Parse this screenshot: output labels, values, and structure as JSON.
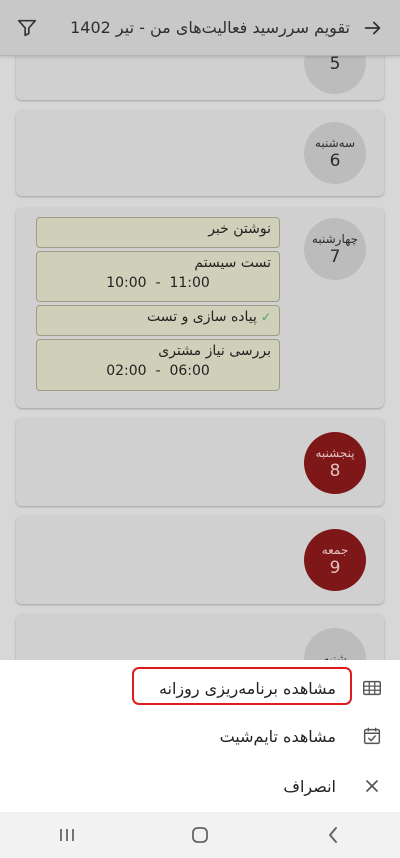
{
  "header": {
    "title": "تقویم سررسید فعالیت‌های من - تیر 1402",
    "back_icon": "arrow-right-icon",
    "filter_icon": "filter-icon"
  },
  "days": [
    {
      "name": "",
      "number": "5"
    },
    {
      "name": "سه‌شنبه",
      "number": "6"
    },
    {
      "name": "چهارشنبه",
      "number": "7"
    },
    {
      "name": "پنجشنبه",
      "number": "8"
    },
    {
      "name": "جمعه",
      "number": "9"
    },
    {
      "name": "شنبه",
      "number": ""
    }
  ],
  "events": [
    {
      "title": "نوشتن خبر",
      "start": "",
      "end": ""
    },
    {
      "title": "تست سیستم",
      "start": "11:00",
      "end": "10:00"
    },
    {
      "title": "پیاده سازی و تست",
      "start": "",
      "end": "",
      "done": true
    },
    {
      "title": "بررسی نیاز مشتری",
      "start": "06:00",
      "end": "02:00"
    }
  ],
  "time_separator": "-",
  "sheet": {
    "items": [
      {
        "label": "مشاهده برنامه‌ریزی روزانه",
        "icon": "table-icon"
      },
      {
        "label": "مشاهده تایم‌شیت",
        "icon": "calendar-check-icon"
      },
      {
        "label": "انصراف",
        "icon": "close-icon"
      }
    ]
  },
  "colors": {
    "highlight": "#e01b1b",
    "friday": "#7e1717",
    "event_bg": "#cfcfba"
  }
}
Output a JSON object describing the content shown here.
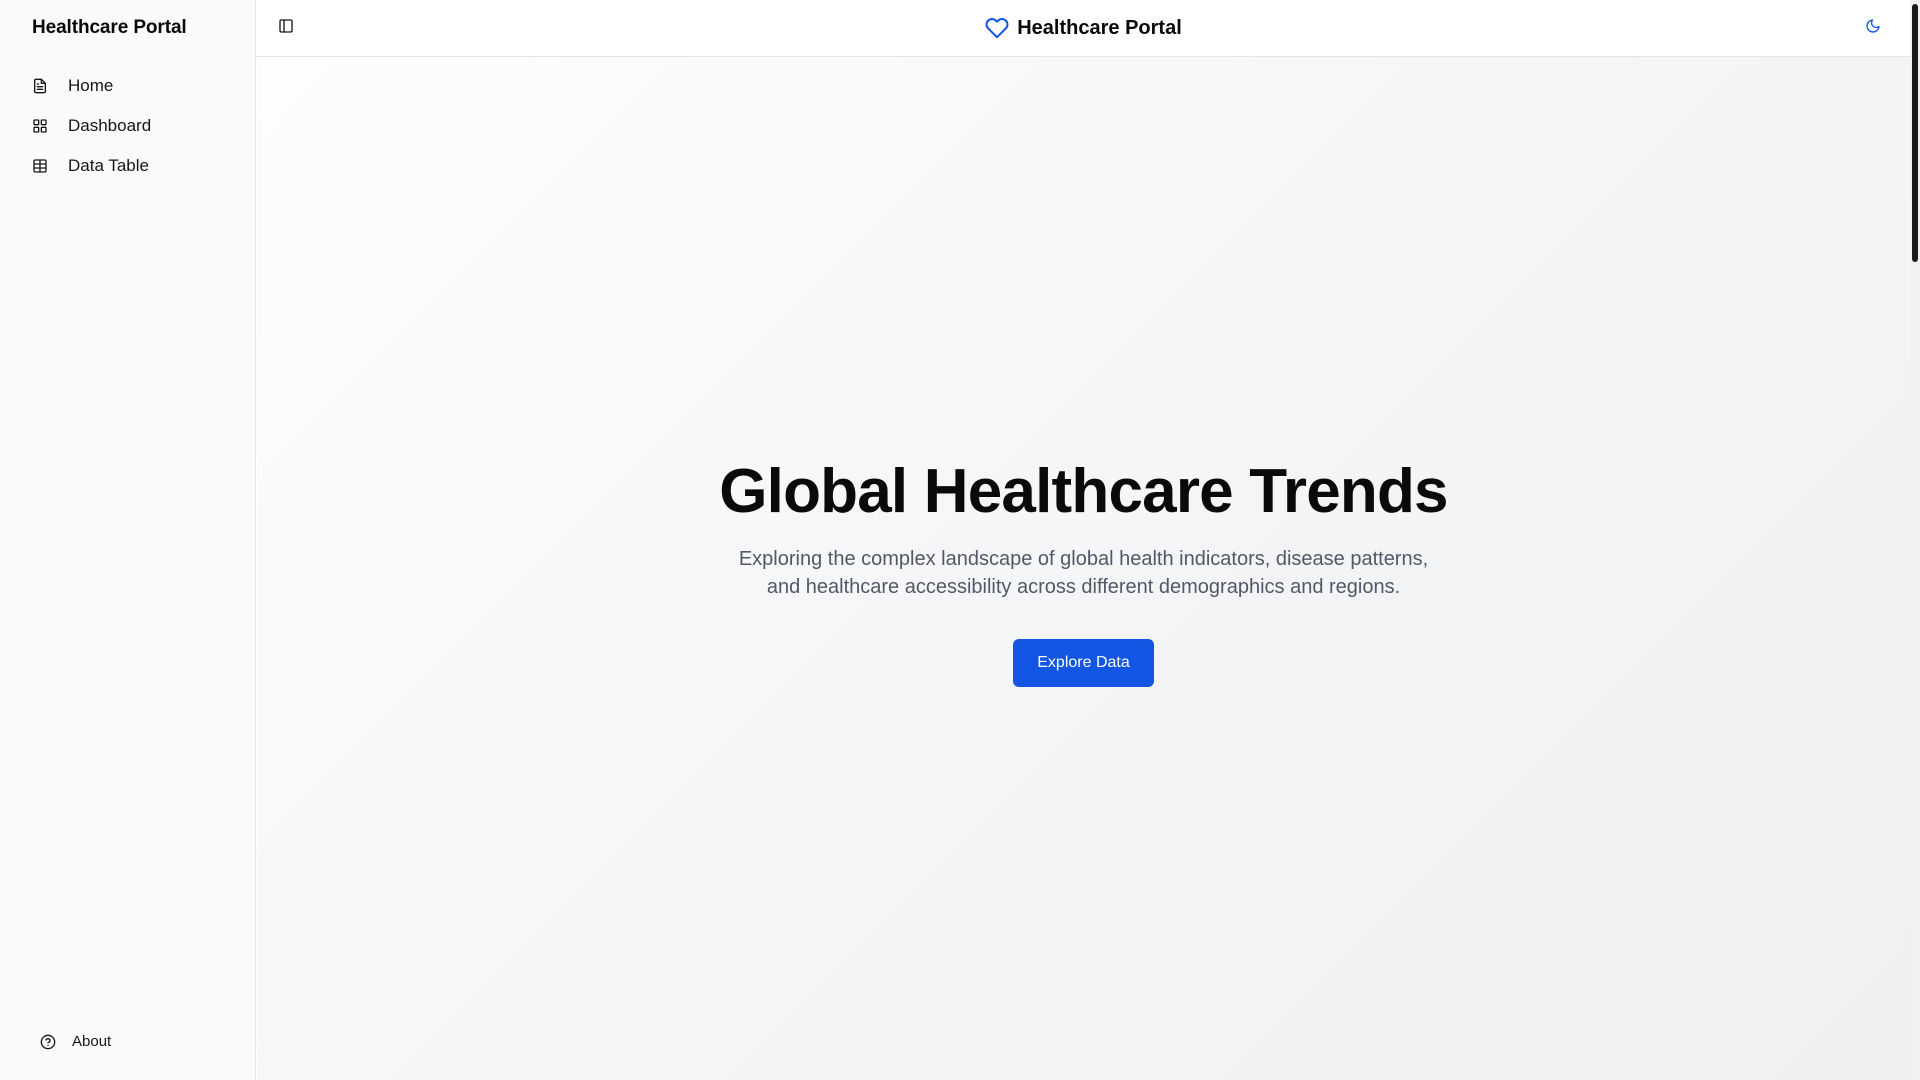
{
  "sidebar": {
    "title": "Healthcare Portal",
    "items": [
      {
        "label": "Home",
        "icon": "file-text-icon"
      },
      {
        "label": "Dashboard",
        "icon": "grid-icon"
      },
      {
        "label": "Data Table",
        "icon": "table-icon"
      }
    ],
    "footer": {
      "label": "About",
      "icon": "help-circle-icon"
    }
  },
  "header": {
    "brand": "Healthcare Portal",
    "brand_icon": "heart-icon",
    "toggle_icon": "sidebar-toggle-icon",
    "theme_icon": "moon-icon"
  },
  "hero": {
    "title": "Global Healthcare Trends",
    "subtitle_line1": "Exploring the complex landscape of global health indicators, disease patterns,",
    "subtitle_line2": "and healthcare accessibility across different demographics and regions.",
    "cta_label": "Explore Data"
  },
  "colors": {
    "accent": "#1356e3",
    "text": "#0a0a0a",
    "muted": "#525866"
  }
}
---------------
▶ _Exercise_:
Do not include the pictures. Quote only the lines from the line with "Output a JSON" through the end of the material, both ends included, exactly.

▶ _Task response_:
Output a JSON object describing the content shown here.
{
  "sidebar": {
    "title": "Healthcare Portal",
    "items": [
      {
        "label": "Home",
        "icon": "file-text-icon"
      },
      {
        "label": "Dashboard",
        "icon": "grid-icon"
      },
      {
        "label": "Data Table",
        "icon": "table-icon"
      }
    ],
    "footer": {
      "label": "About",
      "icon": "help-circle-icon"
    }
  },
  "header": {
    "brand": "Healthcare Portal",
    "brand_icon": "heart-icon",
    "toggle_icon": "sidebar-toggle-icon",
    "theme_icon": "moon-icon"
  },
  "hero": {
    "title": "Global Healthcare Trends",
    "subtitle_line1": "Exploring the complex landscape of global health indicators, disease patterns,",
    "subtitle_line2": "and healthcare accessibility across different demographics and regions.",
    "cta_label": "Explore Data"
  },
  "colors": {
    "accent": "#1356e3",
    "text": "#0a0a0a",
    "muted": "#525866"
  }
}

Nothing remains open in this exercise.